This particular novel follows a set of four particular characters whose interactions in the world are individual and yet have particular connecting roles which are particularly important in this particular imaginary world. Or to clarify, the four characters are: 1. Marcus Wester - a grizzled old, soldier who at first seems archetypical and later is shown otherwise 2. Cithrin - an orphan taken in by the bank of Vanai and placed in charge of delivering the bank's gold from a war threatened nation 3. Dawson - an advisor and friend of the King of an empire under threat who wishes for nothing more than to uncover traitors to the throne and 4. Geder - Geder is a soft seeming noble scholar who is placed into a difficult environment and proves himself as a hero. Of the characters his viewpoint was perhaps the most fascination, but only just.

Each of the characters in the novel is designed to have both black and white elements to them. In other words to be both a hero and a villain in many regards. The characters each play to the archetypes. Marcus fills the role of the old, war hardened soldier, Cithrin the role of orphan girl, Dawson the role of nobleman with influence towards the king (think Eddard Stark) and Geder as the naive scholar turned hero. Yet, despite the use of tropes or archetypes Abraham manages to create something that is fascinating and well written. Perhaps because instead of allowing the tropes to do all the work of writing for him he uses the tropes to allow identification with the characters and then proceeds to further develop his storyline. In short there is a level of depth and intrigue to Abraham's work that when compounded with his sensibility and subtlety in handling characters, worldbuilding and plot makes for a fascinating, well handled opening to a series.

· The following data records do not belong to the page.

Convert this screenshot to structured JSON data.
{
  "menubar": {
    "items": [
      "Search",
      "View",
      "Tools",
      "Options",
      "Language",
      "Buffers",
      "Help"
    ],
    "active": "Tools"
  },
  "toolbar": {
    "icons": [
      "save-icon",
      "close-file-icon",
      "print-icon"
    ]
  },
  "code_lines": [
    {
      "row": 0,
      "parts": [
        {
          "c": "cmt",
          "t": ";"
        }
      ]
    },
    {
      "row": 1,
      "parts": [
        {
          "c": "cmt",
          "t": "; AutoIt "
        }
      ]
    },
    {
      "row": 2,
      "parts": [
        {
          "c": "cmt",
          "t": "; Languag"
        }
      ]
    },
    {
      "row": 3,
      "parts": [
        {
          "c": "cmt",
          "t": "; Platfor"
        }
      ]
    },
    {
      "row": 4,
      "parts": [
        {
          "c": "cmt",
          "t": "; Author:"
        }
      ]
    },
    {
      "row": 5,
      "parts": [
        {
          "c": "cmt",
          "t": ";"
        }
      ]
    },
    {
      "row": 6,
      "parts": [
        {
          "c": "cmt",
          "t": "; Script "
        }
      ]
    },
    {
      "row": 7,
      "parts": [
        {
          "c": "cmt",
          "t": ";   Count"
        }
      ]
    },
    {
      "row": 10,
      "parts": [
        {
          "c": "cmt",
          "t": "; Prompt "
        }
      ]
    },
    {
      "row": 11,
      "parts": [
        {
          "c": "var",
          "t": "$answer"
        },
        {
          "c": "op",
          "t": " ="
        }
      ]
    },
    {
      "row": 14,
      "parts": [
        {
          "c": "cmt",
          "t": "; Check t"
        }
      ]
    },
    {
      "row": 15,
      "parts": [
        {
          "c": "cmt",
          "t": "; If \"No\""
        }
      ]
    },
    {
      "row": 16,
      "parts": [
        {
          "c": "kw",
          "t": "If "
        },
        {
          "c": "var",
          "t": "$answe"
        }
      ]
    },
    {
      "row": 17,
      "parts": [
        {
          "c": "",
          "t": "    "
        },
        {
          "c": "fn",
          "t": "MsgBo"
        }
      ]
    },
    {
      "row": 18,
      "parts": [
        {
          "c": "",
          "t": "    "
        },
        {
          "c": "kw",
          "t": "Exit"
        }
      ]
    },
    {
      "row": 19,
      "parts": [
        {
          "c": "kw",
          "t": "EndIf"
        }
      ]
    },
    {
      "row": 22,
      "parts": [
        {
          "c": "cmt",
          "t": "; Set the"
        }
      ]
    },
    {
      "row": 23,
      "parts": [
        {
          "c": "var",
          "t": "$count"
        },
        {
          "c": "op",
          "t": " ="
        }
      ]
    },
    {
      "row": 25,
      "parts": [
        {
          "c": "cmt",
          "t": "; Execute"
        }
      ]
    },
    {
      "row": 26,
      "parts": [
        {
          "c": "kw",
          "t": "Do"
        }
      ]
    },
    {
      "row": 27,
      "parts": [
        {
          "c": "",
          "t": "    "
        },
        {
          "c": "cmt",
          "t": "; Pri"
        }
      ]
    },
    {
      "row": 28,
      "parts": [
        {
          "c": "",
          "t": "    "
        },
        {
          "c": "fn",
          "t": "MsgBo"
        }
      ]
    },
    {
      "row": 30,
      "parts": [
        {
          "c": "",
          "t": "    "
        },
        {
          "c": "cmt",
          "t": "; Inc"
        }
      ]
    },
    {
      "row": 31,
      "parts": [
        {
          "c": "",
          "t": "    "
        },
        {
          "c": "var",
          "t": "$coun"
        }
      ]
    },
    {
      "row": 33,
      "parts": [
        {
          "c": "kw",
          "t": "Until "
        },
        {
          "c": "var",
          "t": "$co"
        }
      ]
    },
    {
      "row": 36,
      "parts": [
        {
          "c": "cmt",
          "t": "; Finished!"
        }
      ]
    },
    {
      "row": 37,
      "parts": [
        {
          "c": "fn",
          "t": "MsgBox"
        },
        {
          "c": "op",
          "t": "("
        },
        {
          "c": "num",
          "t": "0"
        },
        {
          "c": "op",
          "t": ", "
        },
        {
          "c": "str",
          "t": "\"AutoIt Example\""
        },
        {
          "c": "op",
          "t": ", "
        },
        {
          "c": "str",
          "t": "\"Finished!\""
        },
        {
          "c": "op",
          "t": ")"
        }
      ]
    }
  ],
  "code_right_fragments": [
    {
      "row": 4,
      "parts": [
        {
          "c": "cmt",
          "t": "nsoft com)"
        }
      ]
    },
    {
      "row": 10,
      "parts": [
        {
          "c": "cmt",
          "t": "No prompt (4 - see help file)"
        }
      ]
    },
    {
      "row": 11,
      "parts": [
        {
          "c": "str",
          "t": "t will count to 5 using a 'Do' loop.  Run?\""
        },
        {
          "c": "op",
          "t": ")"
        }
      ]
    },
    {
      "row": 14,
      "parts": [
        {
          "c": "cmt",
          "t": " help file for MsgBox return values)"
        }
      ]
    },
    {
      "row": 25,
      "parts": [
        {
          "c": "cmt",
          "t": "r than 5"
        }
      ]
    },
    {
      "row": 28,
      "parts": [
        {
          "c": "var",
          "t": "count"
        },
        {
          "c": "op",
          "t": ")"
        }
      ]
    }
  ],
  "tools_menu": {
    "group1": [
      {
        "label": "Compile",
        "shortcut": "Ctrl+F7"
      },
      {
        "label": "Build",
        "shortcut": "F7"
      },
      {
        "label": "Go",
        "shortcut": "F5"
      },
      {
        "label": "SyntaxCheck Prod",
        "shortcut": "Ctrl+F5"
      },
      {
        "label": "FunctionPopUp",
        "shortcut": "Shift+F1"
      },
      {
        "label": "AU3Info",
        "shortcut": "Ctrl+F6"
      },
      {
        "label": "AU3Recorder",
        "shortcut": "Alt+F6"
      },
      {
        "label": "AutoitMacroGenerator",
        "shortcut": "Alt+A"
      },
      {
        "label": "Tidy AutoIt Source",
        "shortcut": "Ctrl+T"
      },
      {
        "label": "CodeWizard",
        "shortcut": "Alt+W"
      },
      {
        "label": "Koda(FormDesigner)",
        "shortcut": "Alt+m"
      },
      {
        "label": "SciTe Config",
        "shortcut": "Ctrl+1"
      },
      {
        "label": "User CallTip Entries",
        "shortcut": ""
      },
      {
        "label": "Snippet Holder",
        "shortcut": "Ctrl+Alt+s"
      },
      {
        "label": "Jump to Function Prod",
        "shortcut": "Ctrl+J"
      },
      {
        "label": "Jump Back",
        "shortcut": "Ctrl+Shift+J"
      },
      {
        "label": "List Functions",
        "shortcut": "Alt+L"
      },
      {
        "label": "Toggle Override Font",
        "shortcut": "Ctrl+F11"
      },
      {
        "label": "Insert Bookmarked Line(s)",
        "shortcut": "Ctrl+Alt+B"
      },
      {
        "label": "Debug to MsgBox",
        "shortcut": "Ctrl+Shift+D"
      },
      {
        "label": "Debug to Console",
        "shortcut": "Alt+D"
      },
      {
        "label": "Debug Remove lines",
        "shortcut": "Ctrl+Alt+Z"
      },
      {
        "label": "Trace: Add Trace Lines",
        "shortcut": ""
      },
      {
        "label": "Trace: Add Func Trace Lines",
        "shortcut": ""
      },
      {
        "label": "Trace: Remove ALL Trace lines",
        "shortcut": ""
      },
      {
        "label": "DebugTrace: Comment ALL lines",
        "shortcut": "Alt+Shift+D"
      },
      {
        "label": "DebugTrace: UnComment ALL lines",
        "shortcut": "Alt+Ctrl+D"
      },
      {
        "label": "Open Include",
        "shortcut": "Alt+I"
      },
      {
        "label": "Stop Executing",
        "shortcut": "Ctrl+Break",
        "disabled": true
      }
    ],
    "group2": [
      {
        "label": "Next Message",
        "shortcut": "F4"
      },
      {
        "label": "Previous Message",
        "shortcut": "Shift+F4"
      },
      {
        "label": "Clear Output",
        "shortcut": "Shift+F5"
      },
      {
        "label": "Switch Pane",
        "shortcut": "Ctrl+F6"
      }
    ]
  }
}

Those looking for the next intelligent gritty fantasy should try this novel. I have also heard that Abraham's first series, beginning with [b:A Shadow in Summer|208|A Shadow in Summer (Long Price Quartet, #1)|Daniel Abraham|http://d.gr-assets.com/books/1312020105s/208.jpg|1711253], is one of the most unique fantasy novels around currently. And certainly this novel has compelled me to want to read more of Abraham's oeuvre. Abraham can write, he can write well and he understands how to craft a novel that feels like a historical tale (with a sense of magic and intrigue that I have personally found lacking in the denser novels of G.R.R Martin). I would rate this as one of the fantasy novels to check out and Abraham as one of the fantasy authors to watch for the next few years.